That is toxic positivity. In the end, poisonous positivity hurts everyone involved in profound ways, from the deep sense of betrayal experienced by my sister to a belief of the person being disloyal, or the feeling the person is duplicitous and lacks empathy.
Toxic positivity didn’t suddenly pop up with the pandemic. It’s always been here.
In the late ’90s, when corporate mergers penned together huge profits thru layoffs, workers got retrained in “teamwork,” and things fell through the crack. The buzz phrase then was, “We all need to be a team player.” While working weeks expanded and more work backed up because there weren’t enough people resources, your boss would tell you to be a team player.

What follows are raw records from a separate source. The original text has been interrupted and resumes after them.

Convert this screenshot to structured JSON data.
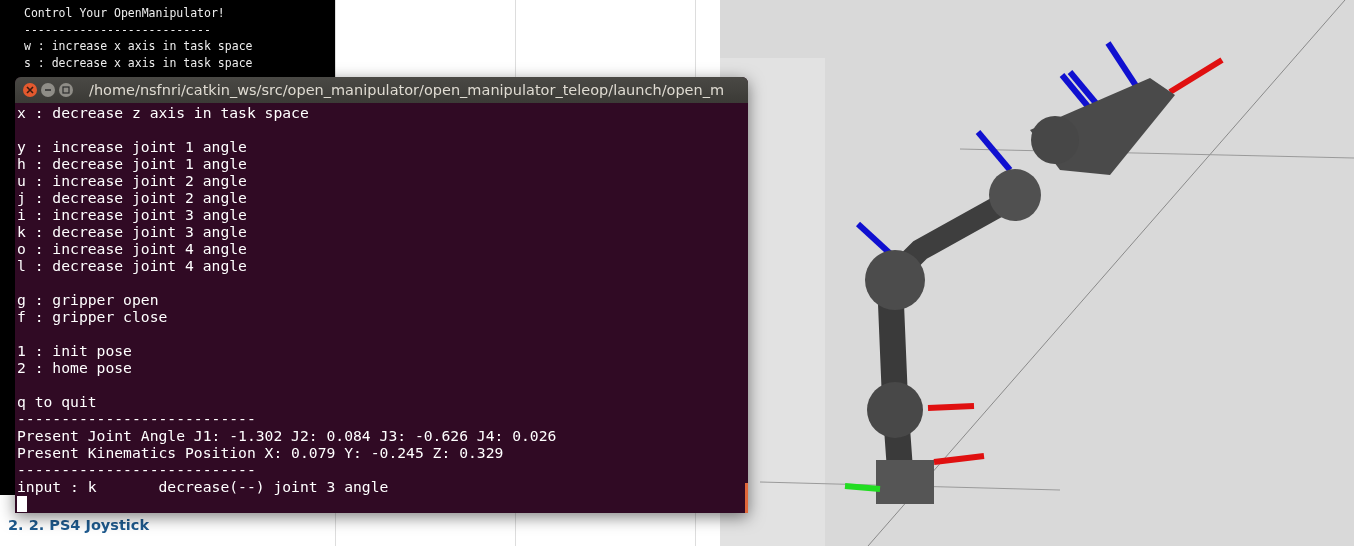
{
  "background_terminal": {
    "lines": [
      "Control Your OpenManipulator!",
      "---------------------------",
      "w : increase x axis in task space",
      "s : decrease x axis in task space"
    ]
  },
  "terminal": {
    "title": "/home/nsfnri/catkin_ws/src/open_manipulator/open_manipulator_teleop/launch/open_m",
    "sections": [
      [
        "x : decrease z axis in task space"
      ],
      [
        "y : increase joint 1 angle",
        "h : decrease joint 1 angle",
        "u : increase joint 2 angle",
        "j : decrease joint 2 angle",
        "i : increase joint 3 angle",
        "k : decrease joint 3 angle",
        "o : increase joint 4 angle",
        "l : decrease joint 4 angle"
      ],
      [
        "g : gripper open",
        "f : gripper close"
      ],
      [
        "1 : init pose",
        "2 : home pose"
      ],
      [
        "q to quit",
        "---------------------------",
        "Present Joint Angle J1: -1.302 J2: 0.084 J3: -0.626 J4: 0.026",
        "Present Kinematics Position X: 0.079 Y: -0.245 Z: 0.329",
        "---------------------------",
        "input : k       decrease(--) joint 3 angle"
      ]
    ]
  },
  "page_heading": "2. 2. PS4 Joystick"
}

What about when someone passes away? Inevitably, someone will say, “They are in a better place.” I get it. What do you say when someone passes? You want to show sympathy and understanding, but you may be uncomfortable. So, “They are in a better place.” It shows sympathy and terminates the conversation. It’s positive and encourages the grieving party to stay positive.
Or how about when your child has worked really hard to accomplish something and comes in the last place? “You’ll get them next time, sport!” is toxic positivity. It does nothing to help them figure out what they need to change to do things better. It leaves a kid, with no life experience, to try and figure out how to be better next time.
That is toxic positivity. Positive comments that shut down the conversation on a painful topic. Toxic positivity is behavior, learned behavior. Toxic positivity is not a trigger.
In Chinese Medicine, every painful topic not expressed and resolved leaves a block in your energetic flow. This block can get bigger and bigger, with repeated exposure to similar situations. To learn more about how your energetics get block check out my blog, “Why do I feel so bad? How To Start Letting Go of the Past and Moving On”
To help release your blocks, check out my program on “Becoming the Spirit” and my blog on “Chinese Medicine, the Heart and How to Avoid Chaos.“
Yet, we are talking about toxic positivity and not the effects of toxic positivity on the person. As I said, the thing about toxic positivity is it is a behavior. Most of the time, you can’t see or don’t recognize your behaviors. You can recognize them in someone else and are either attracted or repelled by them. But even knowing this, you can’t usually identify the behavior which your soul is responding to.
That is where the program, “Understanding the Vortex,” comes in. Each of our chakras is like a vortex into and out of our soul. When you open them up, you start to see your behaviors and patterns. This is not about your triggers, but your learned behaviors and interactions with the world. And what is interesting about behaviors, when you start to recognize them, you can understand some of the conflicts in your world.
When I think about behaviors versus triggers, behaviors are how others describe you where triggers are how you describe yourself. Many times when I hear people describe me, I get confused because I don’t see that in myself because, for some reason, our behaviors are supper challenging to see.
Good-luck. If you are participating in toxic positivity, just know acknowledging someone’s emotions isn’t taking responsibility to fix them. Most of the time, people need to be heard. Everyone can fix themselves. Sometimes they need a sounding block.